Recall election: What’s at stake, what are the polls saying and when are we expected to see results?

Recall election polls are closing at 8 p.m. and soon, California voters will know the fate of the governorship. Gov. Gavin Newsom is at risk of being removed from office and Republican candidates are leading the polls to replace him if he is recalled.

Mail ballots were delivered to California voters in mid-August, and residents had the option to mail in or drop off ballots. The ballot asked voters if they want to recall Newsom and who should replace him from a 46-person list.

Jennifer Cryer, assistant professor of political science and international relations at USC, said she believes this election process is “antidemocratic,” as there are a large number of candidates to choose from, meaning a candidate could win with less than 25% of the votes.

What’s at stake for the recall election?

Talk show host Larry Elder, a Republican candidate leading the polls for Newsom’s replacement, has expressed he is against expanding abortion rights. In an interview with KQED, he said Roe v. Wade “was one of the worst decisions that the Supreme Court ever handed down.”

Since the start of the recall election, women rights groups like Planned Parenthood, NARAL Pro-Choice America and Women Against the Recall (WAR) have been trying to create awareness of the impact the recall could have on abortion rights and advocating for people to vote “no.”

Nolice Edwards, coordinator at WAR, stated that the group worked toward mobilizing women across California to oppose the recall. “We have gathered signatures from around the state and presented them to the government to show that he has women’s support,” Edwards said.

This comes as as conservative states around the country are attempting to restrict abortion access. In September, Texas passed a law banning abortion after six weeks. Planned Parenthood officials stated that of the 1.4 million visits to abortion clinics in California, 7,000 were women from different states.

“We can’t take anything for granted as it relates to California’s leadership and the impact that it has across this nation,” Shannon Olivieri Hovis, Director of NARAL Pro-Choice California, said during an online event last month.

Larry Elder’s election could also potentially mean the end of mask and vaccination requirements, as he plans on removing the mandates imposed by Newsom.

Emily Blodget, clinical associate professor of medicine at USC’s Keck School of Medicine, said there has been an increase in cases and hospitalizations in states where mask mandates and vaccination requirements have ended. “If mandates are removed, we are likely to see some increase in the number of cases and hospitalizations in California,” Blodget said.

Elder has also denied the existence of systemic racism and openly criticized the Black Lives Matter movement. In the 2020 documentary he produced, “Uncle Tom,” he argues that Black Americans have been misled to believe in racism and oppression in the country. Elder also states on his campaign website that he is against gun control, minimum wage and climate change policies.

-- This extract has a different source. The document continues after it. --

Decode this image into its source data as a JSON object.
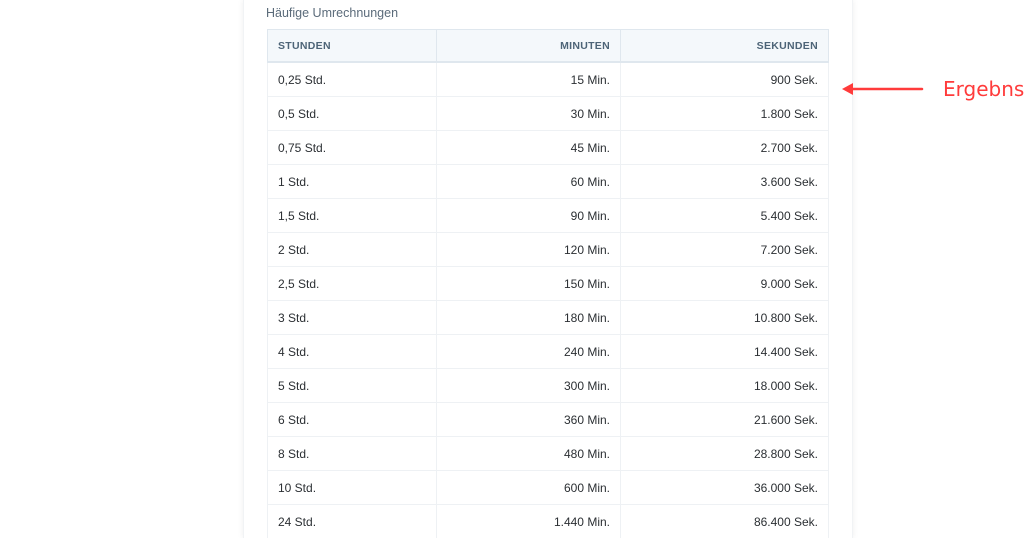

What are the most recent polls saying?

As of press time, Five Thirty Eight polls are showing that 57.3% of California voters do not want to recall Newsom, while 41.5% are voting to remove him.

Among Newsom’s potential replacements, Larry Elder is leading the polls with 29.7% of the votes, followed by Democrat candidate Kevin Paffrath, with 6.1%, and former San Diego Mayor Kevin Fauloner, with 5.1%.

Kambiz Akhavan, Executive Director of the USC Dornsife Center for the Political Future, said even though California Democrats outnumber Republicans by 5 million, Republicans are more “motivated to vote” than Democrats. A CBS poll shows that 72% of Republican voters are “very motivated to vote,” as opposed to 61% of Democrat voters.

Cryer said Californians are often not aware of how important their vote is.

“Even if you believe that Newsom is safe, your vote particularly matters,” Cryer said.

When are we expected to see election results?

Results will start appearing when polls close tonight at 8 p.m. but all mailed ballots dated Tuesday will still need to be counted.